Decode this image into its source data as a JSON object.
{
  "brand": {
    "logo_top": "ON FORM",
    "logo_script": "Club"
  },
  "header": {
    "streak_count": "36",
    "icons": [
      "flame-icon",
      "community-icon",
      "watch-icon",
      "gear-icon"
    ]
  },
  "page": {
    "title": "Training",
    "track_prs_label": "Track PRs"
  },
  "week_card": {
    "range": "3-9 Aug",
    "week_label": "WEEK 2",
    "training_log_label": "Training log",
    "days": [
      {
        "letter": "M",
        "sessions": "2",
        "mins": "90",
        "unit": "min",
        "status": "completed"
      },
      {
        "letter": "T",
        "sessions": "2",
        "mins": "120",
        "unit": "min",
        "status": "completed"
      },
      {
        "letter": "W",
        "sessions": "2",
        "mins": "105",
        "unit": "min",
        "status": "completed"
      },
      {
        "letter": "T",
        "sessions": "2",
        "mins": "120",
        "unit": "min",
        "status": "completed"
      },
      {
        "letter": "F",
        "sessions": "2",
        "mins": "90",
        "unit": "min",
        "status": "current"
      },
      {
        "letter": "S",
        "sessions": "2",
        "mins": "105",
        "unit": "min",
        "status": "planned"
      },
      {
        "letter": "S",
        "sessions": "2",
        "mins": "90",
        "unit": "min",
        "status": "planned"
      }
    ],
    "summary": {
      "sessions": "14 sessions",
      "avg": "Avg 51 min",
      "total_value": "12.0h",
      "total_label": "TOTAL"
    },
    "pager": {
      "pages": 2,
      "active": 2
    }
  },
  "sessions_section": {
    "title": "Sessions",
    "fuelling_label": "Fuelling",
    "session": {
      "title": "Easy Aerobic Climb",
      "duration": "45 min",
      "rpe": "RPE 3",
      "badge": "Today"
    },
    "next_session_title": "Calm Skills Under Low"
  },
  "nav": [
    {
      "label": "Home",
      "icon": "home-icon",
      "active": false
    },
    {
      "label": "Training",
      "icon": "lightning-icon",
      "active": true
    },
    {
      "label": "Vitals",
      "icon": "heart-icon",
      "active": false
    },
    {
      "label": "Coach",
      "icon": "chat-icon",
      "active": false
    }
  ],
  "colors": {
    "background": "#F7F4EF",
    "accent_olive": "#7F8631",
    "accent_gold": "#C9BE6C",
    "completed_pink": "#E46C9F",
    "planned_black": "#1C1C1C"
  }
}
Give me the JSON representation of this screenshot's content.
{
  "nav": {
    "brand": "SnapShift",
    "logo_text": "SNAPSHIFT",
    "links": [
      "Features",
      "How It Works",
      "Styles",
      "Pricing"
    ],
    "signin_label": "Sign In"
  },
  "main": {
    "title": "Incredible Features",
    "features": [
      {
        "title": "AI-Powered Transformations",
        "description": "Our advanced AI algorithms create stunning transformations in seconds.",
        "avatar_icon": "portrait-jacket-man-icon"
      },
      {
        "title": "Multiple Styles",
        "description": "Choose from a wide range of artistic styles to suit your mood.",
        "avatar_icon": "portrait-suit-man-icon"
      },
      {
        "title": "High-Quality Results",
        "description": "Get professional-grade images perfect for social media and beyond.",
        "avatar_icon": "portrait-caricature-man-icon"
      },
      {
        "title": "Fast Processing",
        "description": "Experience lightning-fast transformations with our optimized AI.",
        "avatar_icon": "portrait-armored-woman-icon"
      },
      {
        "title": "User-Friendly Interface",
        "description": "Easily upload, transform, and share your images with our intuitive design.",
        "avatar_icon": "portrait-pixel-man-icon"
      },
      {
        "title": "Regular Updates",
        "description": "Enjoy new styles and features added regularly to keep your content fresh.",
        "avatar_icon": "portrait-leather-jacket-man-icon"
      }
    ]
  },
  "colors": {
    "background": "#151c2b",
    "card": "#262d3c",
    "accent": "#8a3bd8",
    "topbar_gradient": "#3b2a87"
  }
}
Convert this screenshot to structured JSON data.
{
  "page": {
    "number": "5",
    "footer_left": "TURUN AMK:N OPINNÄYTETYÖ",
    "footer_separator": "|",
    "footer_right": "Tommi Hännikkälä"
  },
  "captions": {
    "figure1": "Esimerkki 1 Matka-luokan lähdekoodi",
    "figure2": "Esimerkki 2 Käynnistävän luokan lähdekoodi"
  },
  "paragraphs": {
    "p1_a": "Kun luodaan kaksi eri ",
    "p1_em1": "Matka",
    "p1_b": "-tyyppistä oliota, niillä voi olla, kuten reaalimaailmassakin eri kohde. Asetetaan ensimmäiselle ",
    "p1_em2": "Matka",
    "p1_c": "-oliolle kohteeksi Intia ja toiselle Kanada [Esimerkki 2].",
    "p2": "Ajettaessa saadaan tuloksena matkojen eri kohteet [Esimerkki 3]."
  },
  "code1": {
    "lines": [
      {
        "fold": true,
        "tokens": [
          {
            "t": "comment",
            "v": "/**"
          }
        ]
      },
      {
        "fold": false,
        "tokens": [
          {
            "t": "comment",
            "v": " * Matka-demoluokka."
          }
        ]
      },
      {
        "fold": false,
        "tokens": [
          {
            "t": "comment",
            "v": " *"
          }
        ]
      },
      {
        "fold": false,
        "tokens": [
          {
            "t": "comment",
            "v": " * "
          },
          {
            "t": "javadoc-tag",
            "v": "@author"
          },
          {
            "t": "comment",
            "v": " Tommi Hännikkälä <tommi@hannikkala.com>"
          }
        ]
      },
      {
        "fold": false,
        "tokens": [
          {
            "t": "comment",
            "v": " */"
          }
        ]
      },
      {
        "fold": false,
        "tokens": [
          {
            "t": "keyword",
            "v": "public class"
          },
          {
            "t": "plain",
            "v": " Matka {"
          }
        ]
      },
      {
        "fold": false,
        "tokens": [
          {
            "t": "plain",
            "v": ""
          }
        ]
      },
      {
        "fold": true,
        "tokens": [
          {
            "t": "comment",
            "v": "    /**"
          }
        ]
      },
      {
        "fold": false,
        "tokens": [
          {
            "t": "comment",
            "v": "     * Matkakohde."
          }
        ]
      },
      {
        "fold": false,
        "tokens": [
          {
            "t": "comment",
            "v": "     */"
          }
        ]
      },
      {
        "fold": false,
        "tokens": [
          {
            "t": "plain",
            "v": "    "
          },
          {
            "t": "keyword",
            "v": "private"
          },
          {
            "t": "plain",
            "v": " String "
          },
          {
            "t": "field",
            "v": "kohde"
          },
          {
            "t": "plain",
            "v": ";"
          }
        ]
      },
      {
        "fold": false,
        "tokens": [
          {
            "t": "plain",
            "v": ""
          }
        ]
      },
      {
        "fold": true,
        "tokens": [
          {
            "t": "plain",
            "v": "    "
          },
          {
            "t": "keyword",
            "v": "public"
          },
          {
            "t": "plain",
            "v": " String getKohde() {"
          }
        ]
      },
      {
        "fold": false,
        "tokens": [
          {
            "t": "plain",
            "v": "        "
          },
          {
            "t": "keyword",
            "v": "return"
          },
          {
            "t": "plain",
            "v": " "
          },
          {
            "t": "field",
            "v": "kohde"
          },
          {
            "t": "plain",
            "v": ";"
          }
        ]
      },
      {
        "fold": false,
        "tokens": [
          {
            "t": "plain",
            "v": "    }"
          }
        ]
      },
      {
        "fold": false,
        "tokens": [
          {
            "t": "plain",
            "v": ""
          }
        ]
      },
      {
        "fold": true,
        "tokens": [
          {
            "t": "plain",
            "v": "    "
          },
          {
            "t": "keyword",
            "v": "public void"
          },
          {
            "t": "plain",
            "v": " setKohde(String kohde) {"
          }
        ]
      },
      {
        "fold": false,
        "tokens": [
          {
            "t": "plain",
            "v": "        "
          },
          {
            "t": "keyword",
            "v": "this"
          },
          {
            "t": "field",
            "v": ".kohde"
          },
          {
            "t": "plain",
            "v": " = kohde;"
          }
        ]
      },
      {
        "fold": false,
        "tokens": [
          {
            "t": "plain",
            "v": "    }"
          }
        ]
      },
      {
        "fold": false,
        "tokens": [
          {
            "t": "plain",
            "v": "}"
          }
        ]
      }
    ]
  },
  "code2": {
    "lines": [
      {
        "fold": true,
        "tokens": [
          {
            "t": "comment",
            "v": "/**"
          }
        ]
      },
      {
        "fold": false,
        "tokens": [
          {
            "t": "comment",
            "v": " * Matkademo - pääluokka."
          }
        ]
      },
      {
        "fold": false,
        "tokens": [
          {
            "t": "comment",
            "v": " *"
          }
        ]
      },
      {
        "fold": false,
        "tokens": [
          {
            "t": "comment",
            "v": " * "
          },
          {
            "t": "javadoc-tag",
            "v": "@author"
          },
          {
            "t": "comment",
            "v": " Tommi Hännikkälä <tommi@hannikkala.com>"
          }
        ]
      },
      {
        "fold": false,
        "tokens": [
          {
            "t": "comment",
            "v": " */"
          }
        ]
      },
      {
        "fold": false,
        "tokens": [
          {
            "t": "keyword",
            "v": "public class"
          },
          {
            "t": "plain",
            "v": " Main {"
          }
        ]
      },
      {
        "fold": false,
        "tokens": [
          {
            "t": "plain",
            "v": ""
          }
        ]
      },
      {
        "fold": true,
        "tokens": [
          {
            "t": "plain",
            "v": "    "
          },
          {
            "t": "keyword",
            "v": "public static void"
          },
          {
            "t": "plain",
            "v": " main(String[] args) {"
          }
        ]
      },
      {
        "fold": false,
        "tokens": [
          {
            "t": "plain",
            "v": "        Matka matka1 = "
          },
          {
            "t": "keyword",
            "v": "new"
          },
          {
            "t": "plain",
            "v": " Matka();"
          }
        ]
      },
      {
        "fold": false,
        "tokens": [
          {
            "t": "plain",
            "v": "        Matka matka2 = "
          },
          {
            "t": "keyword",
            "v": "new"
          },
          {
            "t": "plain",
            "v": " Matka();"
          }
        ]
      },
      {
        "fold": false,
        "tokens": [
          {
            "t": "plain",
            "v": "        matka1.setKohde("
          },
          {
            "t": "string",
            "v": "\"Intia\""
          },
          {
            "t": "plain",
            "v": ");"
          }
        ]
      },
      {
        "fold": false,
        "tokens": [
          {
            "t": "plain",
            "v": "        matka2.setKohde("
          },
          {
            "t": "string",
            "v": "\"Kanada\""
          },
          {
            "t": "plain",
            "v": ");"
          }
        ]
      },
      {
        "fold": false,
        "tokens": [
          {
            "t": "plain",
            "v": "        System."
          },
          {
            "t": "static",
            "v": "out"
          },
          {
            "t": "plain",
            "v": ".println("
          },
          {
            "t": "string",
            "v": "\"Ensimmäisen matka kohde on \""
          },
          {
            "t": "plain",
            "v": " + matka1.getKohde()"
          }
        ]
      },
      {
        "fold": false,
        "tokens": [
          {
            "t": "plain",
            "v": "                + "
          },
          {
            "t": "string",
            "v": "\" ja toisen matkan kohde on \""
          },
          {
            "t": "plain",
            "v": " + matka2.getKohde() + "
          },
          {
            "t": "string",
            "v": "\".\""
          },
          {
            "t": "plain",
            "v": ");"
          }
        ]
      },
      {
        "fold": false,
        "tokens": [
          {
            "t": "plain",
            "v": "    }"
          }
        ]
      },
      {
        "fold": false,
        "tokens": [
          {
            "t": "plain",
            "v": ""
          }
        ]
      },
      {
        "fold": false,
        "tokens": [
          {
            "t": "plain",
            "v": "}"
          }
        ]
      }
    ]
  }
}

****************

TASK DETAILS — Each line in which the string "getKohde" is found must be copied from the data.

TASK SOLUTION —
            "v": " String getKohde() {"
            "v": " + matka1.getKohde()"
            "v": " + matka2.getKohde() + "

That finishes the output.